Material supplied -
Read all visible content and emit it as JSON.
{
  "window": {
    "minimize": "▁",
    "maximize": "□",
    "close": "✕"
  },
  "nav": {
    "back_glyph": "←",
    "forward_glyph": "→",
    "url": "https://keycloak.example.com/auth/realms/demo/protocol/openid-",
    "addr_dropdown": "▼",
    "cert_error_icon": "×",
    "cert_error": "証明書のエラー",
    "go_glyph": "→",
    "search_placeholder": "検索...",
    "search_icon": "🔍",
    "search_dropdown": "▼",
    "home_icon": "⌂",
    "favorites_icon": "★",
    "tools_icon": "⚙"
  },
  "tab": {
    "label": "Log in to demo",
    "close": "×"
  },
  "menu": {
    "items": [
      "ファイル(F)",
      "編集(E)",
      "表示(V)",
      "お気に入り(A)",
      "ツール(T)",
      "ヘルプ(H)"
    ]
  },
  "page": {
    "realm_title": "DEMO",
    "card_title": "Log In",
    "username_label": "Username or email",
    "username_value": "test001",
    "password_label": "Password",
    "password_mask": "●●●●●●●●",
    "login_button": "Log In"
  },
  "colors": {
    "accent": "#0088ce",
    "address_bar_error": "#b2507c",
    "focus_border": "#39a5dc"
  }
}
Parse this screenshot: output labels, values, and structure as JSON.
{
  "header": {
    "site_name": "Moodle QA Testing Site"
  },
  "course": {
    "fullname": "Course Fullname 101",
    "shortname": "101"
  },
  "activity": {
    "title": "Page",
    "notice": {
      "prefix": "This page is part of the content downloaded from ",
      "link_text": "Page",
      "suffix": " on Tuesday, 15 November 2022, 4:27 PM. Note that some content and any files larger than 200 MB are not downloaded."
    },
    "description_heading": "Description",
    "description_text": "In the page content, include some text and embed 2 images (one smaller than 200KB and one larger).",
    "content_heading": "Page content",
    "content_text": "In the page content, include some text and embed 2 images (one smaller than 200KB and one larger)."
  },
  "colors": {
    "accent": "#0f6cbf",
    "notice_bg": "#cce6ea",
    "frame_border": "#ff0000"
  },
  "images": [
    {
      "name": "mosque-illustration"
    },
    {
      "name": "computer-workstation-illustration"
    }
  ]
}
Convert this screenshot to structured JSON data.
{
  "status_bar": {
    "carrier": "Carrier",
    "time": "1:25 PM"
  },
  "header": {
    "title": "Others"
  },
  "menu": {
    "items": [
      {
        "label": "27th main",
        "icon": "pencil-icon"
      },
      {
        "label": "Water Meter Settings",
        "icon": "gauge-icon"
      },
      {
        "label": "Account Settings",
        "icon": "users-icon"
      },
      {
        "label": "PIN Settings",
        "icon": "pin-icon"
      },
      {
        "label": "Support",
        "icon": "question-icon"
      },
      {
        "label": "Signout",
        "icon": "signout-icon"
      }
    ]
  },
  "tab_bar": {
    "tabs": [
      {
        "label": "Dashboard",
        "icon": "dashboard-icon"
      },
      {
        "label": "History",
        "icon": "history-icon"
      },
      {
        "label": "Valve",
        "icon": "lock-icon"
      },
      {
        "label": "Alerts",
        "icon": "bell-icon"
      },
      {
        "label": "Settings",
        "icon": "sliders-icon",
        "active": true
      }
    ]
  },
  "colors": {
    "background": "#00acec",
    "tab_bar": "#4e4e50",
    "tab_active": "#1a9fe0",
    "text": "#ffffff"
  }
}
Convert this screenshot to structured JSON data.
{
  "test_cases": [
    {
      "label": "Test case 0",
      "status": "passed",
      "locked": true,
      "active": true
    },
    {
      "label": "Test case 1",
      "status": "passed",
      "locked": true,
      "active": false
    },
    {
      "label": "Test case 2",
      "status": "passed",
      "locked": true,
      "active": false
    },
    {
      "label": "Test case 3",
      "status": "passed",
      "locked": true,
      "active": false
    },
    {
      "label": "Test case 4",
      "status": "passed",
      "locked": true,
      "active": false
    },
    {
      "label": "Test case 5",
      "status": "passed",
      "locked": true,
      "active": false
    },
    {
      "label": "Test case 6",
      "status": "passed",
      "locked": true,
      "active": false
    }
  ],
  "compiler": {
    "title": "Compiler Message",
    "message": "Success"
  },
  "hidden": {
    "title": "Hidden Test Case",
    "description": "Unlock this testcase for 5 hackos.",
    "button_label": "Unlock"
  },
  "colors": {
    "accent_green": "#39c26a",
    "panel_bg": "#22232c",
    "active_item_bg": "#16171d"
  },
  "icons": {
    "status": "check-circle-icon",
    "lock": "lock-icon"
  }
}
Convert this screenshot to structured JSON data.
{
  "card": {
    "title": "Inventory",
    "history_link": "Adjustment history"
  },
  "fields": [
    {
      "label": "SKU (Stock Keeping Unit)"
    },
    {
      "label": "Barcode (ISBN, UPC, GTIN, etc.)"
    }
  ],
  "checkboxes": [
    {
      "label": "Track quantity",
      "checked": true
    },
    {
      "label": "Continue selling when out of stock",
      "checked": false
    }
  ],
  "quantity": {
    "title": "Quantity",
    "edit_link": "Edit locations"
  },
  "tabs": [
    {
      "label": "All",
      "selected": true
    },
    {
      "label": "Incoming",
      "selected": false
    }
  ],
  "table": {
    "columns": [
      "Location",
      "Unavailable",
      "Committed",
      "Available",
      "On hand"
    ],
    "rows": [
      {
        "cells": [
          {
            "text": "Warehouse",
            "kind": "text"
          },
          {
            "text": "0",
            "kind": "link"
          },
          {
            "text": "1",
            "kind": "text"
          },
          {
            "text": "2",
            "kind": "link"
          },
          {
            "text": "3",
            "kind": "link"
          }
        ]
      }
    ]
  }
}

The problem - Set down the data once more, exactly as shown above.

Response to this exercise -
Read all visible content and emit it as JSON.
{
  "window": {
    "minimize": "▁",
    "maximize": "□",
    "close": "✕"
  },
  "nav": {
    "back_glyph": "←",
    "forward_glyph": "→",
    "url": "https://keycloak.example.com/auth/realms/demo/protocol/openid-",
    "addr_dropdown": "▼",
    "cert_error_icon": "×",
    "cert_error": "証明書のエラー",
    "go_glyph": "→",
    "search_placeholder": "検索...",
    "search_icon": "🔍",
    "search_dropdown": "▼",
    "home_icon": "⌂",
    "favorites_icon": "★",
    "tools_icon": "⚙"
  },
  "tab": {
    "label": "Log in to demo",
    "close": "×"
  },
  "menu": {
    "items": [
      "ファイル(F)",
      "編集(E)",
      "表示(V)",
      "お気に入り(A)",
      "ツール(T)",
      "ヘルプ(H)"
    ]
  },
  "page": {
    "realm_title": "DEMO",
    "card_title": "Log In",
    "username_label": "Username or email",
    "username_value": "test001",
    "password_label": "Password",
    "password_mask": "●●●●●●●●",
    "login_button": "Log In"
  },
  "colors": {
    "accent": "#0088ce",
    "address_bar_error": "#b2507c",
    "focus_border": "#39a5dc"
  }
}
Parse this screenshot: output labels, values, and structure as JSON.
{
  "header": {
    "site_name": "Moodle QA Testing Site"
  },
  "course": {
    "fullname": "Course Fullname 101",
    "shortname": "101"
  },
  "activity": {
    "title": "Page",
    "notice": {
      "prefix": "This page is part of the content downloaded from ",
      "link_text": "Page",
      "suffix": " on Tuesday, 15 November 2022, 4:27 PM. Note that some content and any files larger than 200 MB are not downloaded."
    },
    "description_heading": "Description",
    "description_text": "In the page content, include some text and embed 2 images (one smaller than 200KB and one larger).",
    "content_heading": "Page content",
    "content_text": "In the page content, include some text and embed 2 images (one smaller than 200KB and one larger)."
  },
  "colors": {
    "accent": "#0f6cbf",
    "notice_bg": "#cce6ea",
    "frame_border": "#ff0000"
  },
  "images": [
    {
      "name": "mosque-illustration"
    },
    {
      "name": "computer-workstation-illustration"
    }
  ]
}
Convert this screenshot to structured JSON data.
{
  "status_bar": {
    "carrier": "Carrier",
    "time": "1:25 PM"
  },
  "header": {
    "title": "Others"
  },
  "menu": {
    "items": [
      {
        "label": "27th main",
        "icon": "pencil-icon"
      },
      {
        "label": "Water Meter Settings",
        "icon": "gauge-icon"
      },
      {
        "label": "Account Settings",
        "icon": "users-icon"
      },
      {
        "label": "PIN Settings",
        "icon": "pin-icon"
      },
      {
        "label": "Support",
        "icon": "question-icon"
      },
      {
        "label": "Signout",
        "icon": "signout-icon"
      }
    ]
  },
  "tab_bar": {
    "tabs": [
      {
        "label": "Dashboard",
        "icon": "dashboard-icon"
      },
      {
        "label": "History",
        "icon": "history-icon"
      },
      {
        "label": "Valve",
        "icon": "lock-icon"
      },
      {
        "label": "Alerts",
        "icon": "bell-icon"
      },
      {
        "label": "Settings",
        "icon": "sliders-icon",
        "active": true
      }
    ]
  },
  "colors": {
    "background": "#00acec",
    "tab_bar": "#4e4e50",
    "tab_active": "#1a9fe0",
    "text": "#ffffff"
  }
}
Convert this screenshot to structured JSON data.
{
  "test_cases": [
    {
      "label": "Test case 0",
      "status": "passed",
      "locked": true,
      "active": true
    },
    {
      "label": "Test case 1",
      "status": "passed",
      "locked": true,
      "active": false
    },
    {
      "label": "Test case 2",
      "status": "passed",
      "locked": true,
      "active": false
    },
    {
      "label": "Test case 3",
      "status": "passed",
      "locked": true,
      "active": false
    },
    {
      "label": "Test case 4",
      "status": "passed",
      "locked": true,
      "active": false
    },
    {
      "label": "Test case 5",
      "status": "passed",
      "locked": true,
      "active": false
    },
    {
      "label": "Test case 6",
      "status": "passed",
      "locked": true,
      "active": false
    }
  ],
  "compiler": {
    "title": "Compiler Message",
    "message": "Success"
  },
  "hidden": {
    "title": "Hidden Test Case",
    "description": "Unlock this testcase for 5 hackos.",
    "button_label": "Unlock"
  },
  "colors": {
    "accent_green": "#39c26a",
    "panel_bg": "#22232c",
    "active_item_bg": "#16171d"
  },
  "icons": {
    "status": "check-circle-icon",
    "lock": "lock-icon"
  }
}
Convert this screenshot to structured JSON data.
{
  "card": {
    "title": "Inventory",
    "history_link": "Adjustment history"
  },
  "fields": [
    {
      "label": "SKU (Stock Keeping Unit)"
    },
    {
      "label": "Barcode (ISBN, UPC, GTIN, etc.)"
    }
  ],
  "checkboxes": [
    {
      "label": "Track quantity",
      "checked": true
    },
    {
      "label": "Continue selling when out of stock",
      "checked": false
    }
  ],
  "quantity": {
    "title": "Quantity",
    "edit_link": "Edit locations"
  },
  "tabs": [
    {
      "label": "All",
      "selected": true
    },
    {
      "label": "Incoming",
      "selected": false
    }
  ],
  "table": {
    "columns": [
      "Location",
      "Unavailable",
      "Committed",
      "Available",
      "On hand"
    ],
    "rows": [
      {
        "cells": [
          {
            "text": "Warehouse",
            "kind": "text"
          },
          {
            "text": "0",
            "kind": "link"
          },
          {
            "text": "1",
            "kind": "text"
          },
          {
            "text": "2",
            "kind": "link"
          },
          {
            "text": "3",
            "kind": "link"
          }
        ]
      }
    ]
  }
}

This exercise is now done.